Things To do in the area

Why not visit the beautifully-restored Victorian Nothe Fort with its fantastic views of Weymouth and Portland, or the Tudor House, one of Weymouth's few remaining Tudor buildings which is furnished in the style of an early 17th century middle class family home? There is also the remains of the Jordan Hill Roman Temple overlooking Weymouth Bay. For nature lovers, there's not one but two RSPB nature reserves, Weymouth's Sea Life Park, and the butterfly reserves on Portland. Or, for the younger (or not so younger ones) ones, there's always Sharky's indoor soft play centre, the skate park, as well as pirate-themed mini golf and Sandworld.

The Weymouth and Portland area provides some of the finest waters in Britain, perhaps even Europe, for watersports such as sailing, diving, wind surfing, kite surfing and sea angling, which is why it has been selected as the venue for the Olympic sailing events when London hosts the Games in 2012. For the less energetic, there are frequent boat trips along the breathtaking Jurassic coastline, including some paddle steamer excursions, high-speed ferries making daily trips to the Channel Islands, and even a white water ride through Portland's roughest waters, 'the Race'.

weymouth angling and sea fishing

Weymouth's town centre boasts three formal gardens, each with its own unique character. Greenhill Gardens on the seafront are laid out using gloriously colourful bedding displays. By contrast, the Victorian, tree-lined Princess Diana Memorial Gardens are a haven of tranquillity where visitors can sit and watch the world go by. The Nothe Gardens, up by the fort, are a mixture of well-established trees and lawns, with several paths leading down to the secluded Newton's Cove where you can often see dolphins playing, away from the bustle of the town. On the outskirts of Weymouth is Bennetts Water Gardens, with eight acres of landscaped gardens, numerous lakes and one of the most outstanding displays of water lilies in Britain.

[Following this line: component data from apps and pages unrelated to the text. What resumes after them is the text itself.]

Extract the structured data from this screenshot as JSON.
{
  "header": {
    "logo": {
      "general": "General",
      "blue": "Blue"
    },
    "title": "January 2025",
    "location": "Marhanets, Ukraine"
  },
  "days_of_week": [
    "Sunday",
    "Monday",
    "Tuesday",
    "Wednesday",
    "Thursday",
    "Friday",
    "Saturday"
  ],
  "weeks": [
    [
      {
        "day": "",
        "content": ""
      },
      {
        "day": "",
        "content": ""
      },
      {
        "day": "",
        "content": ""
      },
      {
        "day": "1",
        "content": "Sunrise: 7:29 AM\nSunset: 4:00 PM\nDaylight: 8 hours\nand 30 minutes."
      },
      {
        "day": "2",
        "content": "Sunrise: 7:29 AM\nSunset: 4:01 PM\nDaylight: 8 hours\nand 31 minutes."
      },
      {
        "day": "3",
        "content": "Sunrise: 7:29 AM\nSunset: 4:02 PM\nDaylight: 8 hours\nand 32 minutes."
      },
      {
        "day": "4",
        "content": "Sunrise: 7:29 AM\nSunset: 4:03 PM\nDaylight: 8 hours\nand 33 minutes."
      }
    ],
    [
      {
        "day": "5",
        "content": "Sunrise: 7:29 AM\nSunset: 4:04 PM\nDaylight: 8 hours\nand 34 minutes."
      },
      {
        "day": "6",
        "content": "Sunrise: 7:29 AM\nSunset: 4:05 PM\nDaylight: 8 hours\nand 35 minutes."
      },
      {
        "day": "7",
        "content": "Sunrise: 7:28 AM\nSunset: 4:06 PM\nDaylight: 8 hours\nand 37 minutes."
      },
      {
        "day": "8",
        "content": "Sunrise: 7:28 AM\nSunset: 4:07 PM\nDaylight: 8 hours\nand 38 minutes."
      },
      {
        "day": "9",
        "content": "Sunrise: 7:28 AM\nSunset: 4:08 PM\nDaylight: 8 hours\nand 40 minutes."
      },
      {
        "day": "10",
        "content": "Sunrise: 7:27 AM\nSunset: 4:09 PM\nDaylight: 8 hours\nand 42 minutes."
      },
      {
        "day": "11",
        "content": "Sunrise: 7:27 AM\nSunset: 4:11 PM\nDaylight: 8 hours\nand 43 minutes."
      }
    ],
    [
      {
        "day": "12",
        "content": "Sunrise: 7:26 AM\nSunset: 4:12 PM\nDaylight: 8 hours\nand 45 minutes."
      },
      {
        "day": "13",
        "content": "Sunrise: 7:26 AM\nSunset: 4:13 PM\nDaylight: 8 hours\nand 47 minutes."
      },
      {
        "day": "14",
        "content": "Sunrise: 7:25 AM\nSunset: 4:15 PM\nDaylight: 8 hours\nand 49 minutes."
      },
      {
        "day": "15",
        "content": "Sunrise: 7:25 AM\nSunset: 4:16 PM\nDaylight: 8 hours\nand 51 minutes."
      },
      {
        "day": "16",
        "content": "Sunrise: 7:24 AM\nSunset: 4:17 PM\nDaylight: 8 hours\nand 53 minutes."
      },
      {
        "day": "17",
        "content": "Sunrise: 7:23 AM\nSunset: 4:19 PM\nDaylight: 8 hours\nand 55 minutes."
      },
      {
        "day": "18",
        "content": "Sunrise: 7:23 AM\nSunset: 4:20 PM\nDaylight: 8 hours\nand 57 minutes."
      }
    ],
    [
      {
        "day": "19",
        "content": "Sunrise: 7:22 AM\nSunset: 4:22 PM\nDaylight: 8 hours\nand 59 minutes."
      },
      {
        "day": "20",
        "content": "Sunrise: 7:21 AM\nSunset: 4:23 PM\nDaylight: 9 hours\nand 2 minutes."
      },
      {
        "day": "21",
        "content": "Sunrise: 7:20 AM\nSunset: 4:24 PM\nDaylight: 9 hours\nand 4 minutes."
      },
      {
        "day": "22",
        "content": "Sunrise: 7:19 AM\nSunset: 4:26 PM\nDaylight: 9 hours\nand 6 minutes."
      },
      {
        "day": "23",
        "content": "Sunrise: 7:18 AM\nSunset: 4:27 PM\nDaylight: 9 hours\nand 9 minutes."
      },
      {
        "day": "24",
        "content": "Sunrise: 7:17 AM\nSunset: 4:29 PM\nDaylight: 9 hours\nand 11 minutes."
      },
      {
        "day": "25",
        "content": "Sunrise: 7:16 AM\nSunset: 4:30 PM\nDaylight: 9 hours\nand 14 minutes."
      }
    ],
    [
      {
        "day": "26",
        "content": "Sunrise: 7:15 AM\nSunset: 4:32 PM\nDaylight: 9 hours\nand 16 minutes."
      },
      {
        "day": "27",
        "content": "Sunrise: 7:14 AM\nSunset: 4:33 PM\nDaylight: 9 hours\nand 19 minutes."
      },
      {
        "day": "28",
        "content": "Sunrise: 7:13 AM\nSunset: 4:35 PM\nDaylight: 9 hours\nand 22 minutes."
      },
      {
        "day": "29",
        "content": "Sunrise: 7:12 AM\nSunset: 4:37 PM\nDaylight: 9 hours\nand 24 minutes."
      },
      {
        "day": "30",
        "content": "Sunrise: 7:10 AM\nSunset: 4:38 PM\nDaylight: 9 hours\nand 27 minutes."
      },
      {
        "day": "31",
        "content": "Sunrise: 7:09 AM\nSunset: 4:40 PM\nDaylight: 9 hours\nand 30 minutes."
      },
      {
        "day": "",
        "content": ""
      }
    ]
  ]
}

For the avid shopper or those who just want to have a leisurely browse, Weymouth's wonderful mix of high street names as well as individual boutiques and speciality shops offers something for everyone.

Joined to Weymouth by a causeway and the world-famous Chesil Beach is the Isle of Portland whose beautiful yet rugged landscape has been shaped over the years by its quarrying activities. The lighthouse at Portland Bill may be the Isle's most visited tourist attraction but Henry VIII's Portland Castle must come a close second.

As the sun goes down, why not see a show at the Pavilion Theatre, watch a film at the multiplex cinema, or perhaps dance the night away in one of the town's nightclubs? Weymouth also has a strong live music scene with tribute bands and local musicians playing regularly in many of the local pubs.

Information Sorced from visit weymouth website